They may be bitter political rivals but Republican Gov. Bruce Rauner and Democrat J.B. Pritzker have one thing in common: They don’t believe imprisoned former Gov. Rod Blagojevich should get a shorter sentence.
Pritzker’s campaign said he believes “the former governor is where he belongs.” And Rauner on WLS-TV said experts have concluded “Blagojevich is exactly where he deserves to be.”
There are, of course, many different reasons both may agree on the controversial topic.
Rauner has been trying to link Pritzker to Blagojevich for months in ads featuring FBI wiretapped conversations. And Pritzker is trying to steer clear of the disgraced former governor. He spent weeks earlier this year apologizing to the African-American community for comments he’s heard making on the tape recordings.
Pritzker was recorded discussing potential African-American politicians to fill the U.S. Senate seat vacated by then-President elect Barack Obama, with Pritzker referring to Illinois Secretary of State Jesse White as “the “least offensive” who would cover the governor on “the African-American thing.” Pritzker also dismissed former state Senate President Emil Jones as too “crass” for the appointment.
Pritzker acknowledged he made a mistake, saying his “intentions were good” but that he “didn’t use the right words.”
Still, Rauner’s campaign isn’t giving up on the tapes. Rauner on Tuesday kicked off the TV air war with a new ad featuring audio of Blagojevich joking about appointing the Rev. Jeremiah Wright –– Obama’s controversial former pastor –– to fill Obama’s former U.S. Senate seat.
The Pritzker campaign, in turn, released the first in a “Rauner Failed Me” series of TV ads aimed at documenting “how Bruce Rauner has failed Illinoisans across the state.”
Rauner’s support for a Blagojevich commutation could put him in lockstep with the president, whom he has been careful about publicly pledging support.
Speaking on WLS, Rauner was asked about the commutation: “I can say that many judges, many legal experts, attorneys have reviewed that case and the facts around Blagojevich, and they all came to the conclusion that Blagojevich is exactly where he deserves to be.”
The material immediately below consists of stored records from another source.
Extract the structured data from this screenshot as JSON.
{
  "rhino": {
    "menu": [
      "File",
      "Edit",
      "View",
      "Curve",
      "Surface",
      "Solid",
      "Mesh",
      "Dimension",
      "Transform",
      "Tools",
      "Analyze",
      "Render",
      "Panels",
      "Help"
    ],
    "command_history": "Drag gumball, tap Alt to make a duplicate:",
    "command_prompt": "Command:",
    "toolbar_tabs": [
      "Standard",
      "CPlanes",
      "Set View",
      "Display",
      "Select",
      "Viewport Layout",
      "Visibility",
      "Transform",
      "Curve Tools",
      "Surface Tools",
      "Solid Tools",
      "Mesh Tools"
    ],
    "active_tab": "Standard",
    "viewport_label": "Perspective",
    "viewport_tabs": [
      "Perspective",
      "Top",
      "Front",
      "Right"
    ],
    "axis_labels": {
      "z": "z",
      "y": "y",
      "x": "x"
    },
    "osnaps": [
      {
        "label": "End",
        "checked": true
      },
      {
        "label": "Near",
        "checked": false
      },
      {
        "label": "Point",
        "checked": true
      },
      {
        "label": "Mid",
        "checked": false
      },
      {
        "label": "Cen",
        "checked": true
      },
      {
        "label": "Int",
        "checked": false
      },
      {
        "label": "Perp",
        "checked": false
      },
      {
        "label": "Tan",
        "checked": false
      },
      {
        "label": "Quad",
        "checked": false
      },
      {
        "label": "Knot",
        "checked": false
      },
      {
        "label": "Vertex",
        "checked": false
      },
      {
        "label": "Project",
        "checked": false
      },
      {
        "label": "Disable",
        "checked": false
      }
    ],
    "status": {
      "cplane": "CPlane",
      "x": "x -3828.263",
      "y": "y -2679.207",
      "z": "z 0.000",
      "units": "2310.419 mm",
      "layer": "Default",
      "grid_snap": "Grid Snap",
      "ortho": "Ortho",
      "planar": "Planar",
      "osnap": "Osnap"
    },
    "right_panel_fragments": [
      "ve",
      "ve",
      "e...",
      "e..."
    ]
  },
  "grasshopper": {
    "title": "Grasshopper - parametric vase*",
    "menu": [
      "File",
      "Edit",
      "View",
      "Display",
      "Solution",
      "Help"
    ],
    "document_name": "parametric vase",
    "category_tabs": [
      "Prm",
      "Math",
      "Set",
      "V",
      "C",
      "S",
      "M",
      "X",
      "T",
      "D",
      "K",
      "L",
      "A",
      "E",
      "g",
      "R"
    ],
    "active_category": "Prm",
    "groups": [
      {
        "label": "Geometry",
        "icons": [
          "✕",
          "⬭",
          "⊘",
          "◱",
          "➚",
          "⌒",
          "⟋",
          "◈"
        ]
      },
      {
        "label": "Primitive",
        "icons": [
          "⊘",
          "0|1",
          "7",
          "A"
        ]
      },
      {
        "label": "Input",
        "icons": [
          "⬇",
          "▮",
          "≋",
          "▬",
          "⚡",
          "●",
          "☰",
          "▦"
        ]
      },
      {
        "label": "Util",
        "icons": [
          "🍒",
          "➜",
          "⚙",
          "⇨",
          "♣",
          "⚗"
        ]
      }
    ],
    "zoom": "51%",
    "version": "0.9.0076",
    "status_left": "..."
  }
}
The Pritzker campaign also told the Sun-Times on Tuesday that “JB thinks there’s plenty of other things that Donald Trump should be focusing on,” while acknowledging that it’s up to Trump whether to pardon or commute his sentence.
Trump last week said he might commute the former governor’s prison sentence, possibly springing the controversial former governor as many as six years early. A commutation would reduce his sentence but would not wipe out his convictions.
The U.S. Supreme Court in April said it would not hear an appeal from Blagojevich. Since then, clemency has been his only chance at being released early.
Blagojevich, 61, is not due out of prison until May 2024. Although an appellate court tossed five of his convictions in 2015, federal prosecutors say he remains convicted “of the same three charged shakedowns” for which he was first sentenced in 2011.
U.S. Sen Dick Durbin, D-Ill., on Monday said he’d support an effort to free Blagojevich from prison, saying he believed the 14-year sentence was “definitely way too long.”
“I thought the sentence was outrageous, and if there’s a way to reduce the sentence for him and his family, I would support it,” Durbin said at a Loop press conference.
Blagjevich attorney Leonard Goodman is a member of the investor group that purchased the Chicago Sun-Times and Chicago Reader in 2017.